In what has become a yearly event, our evil overlords at Apple have announced another new product, the iPhone X. And, as is the new trend, people are either happy, angry, or nihilistically posting memes about the announcement. In celebration of the giant tech company we simply can’t ignore, let’s take a look at iPhone unveilings throughout the years.
Watching the very first iPhone unveiling, they treated it like some kind of mystical event. Steve Jobs explained that he had been waiting for this unveiling for years and even gave a short history of major Apple unveilings, such as 1984’s release of the Macintosh and the 2001 release of the original iPod. He said they were announcing three products: a widescreen iPod, a mobile phone, and a device for online communication, before unveiling the iPhone, which is all three. Well played, Jobs.Apple iPhone X
The announcement was simply fantastic, with humor peppered in, great buildup, and thunderous applause. Cut to one year later, where Jobs introduced the iPhone 3G. After giving a short spiel on the iPhone’s first birthday, Jobs continued with the unveiling. The hype train definitely continued from one year to the next, even though, if we’re being honest, it’s tough to top the unveiling of a device that would change tech forever. However, it did cement the iPhone announcement as a yearly event of sweet, sweet materialism.
By the time Steve Jobs’ final keynote came around in 2011, the iPhone hype train was at full speed. Like an episode of a late night show, the applause bled right into the beginning of his speech. While his announcements weren’t anything outstanding (focusing on iCloud and new iOS features), this may have been the peak of Apple’s positive hype.
Jumping to the next year, the first with Tim Cook as CEO, you can definitely feel a different vibe. While Jobs had a certain energy and humor throughout each presentation, Cook definitely seemed a bit more reserved, something he grew into more as the years went on.

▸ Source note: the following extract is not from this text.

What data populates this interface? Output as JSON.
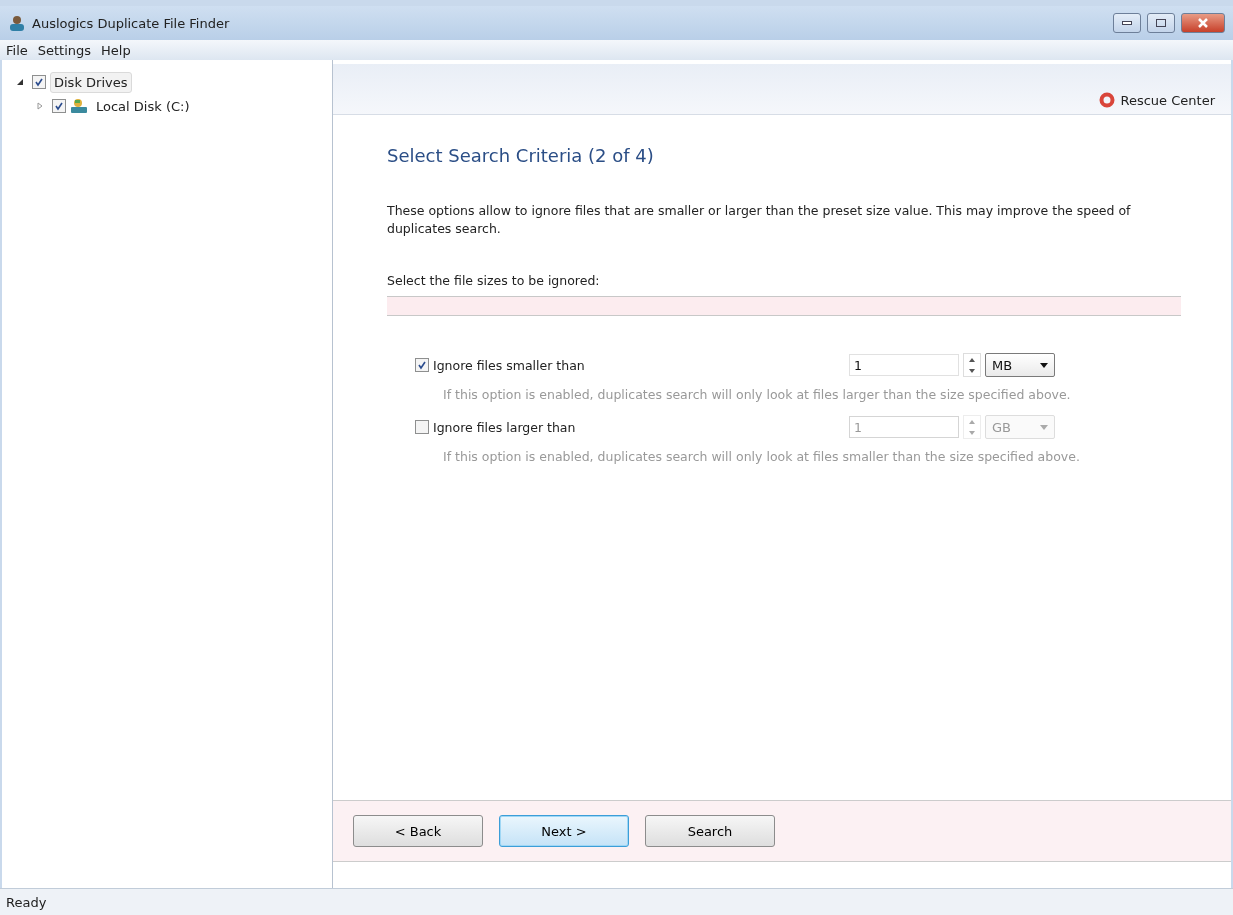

However, not long after this the backlash would begin. Not so much during the actual event, as I’m pretty sure rabid Apple fans would tear apart anyone that would question the divine knowledge of the company. Rather, this could be felt in the response online. A perfect example of this is 2014, in which the company announced that a U2 album would be automatically downloaded along with the iPhone 6. Remember when that was the biggest thing people had to be worried about?
This backlash has in itself become an almost yearly event. Just look at the iPhone 7 announcement last year, where people questioned the removal of the headphone jack, seeing it as a bit of a cash grab, which, come on, it kind of was. And now we have the iPhone X announcement, the latest that has prompted mixed feelings from longtime iPhone fans due to its high price and superfluous technology. But let’s be honest, people are going to forget about that quickly and buy it anyways.
Apple will keep making iPhones and creating hype as long as the company is profitable, which will probably be forever. However, this recent trend of immediate backlash has added an entirely new layer to the hype train, truly meaning that there’s no such thing as bad publicity.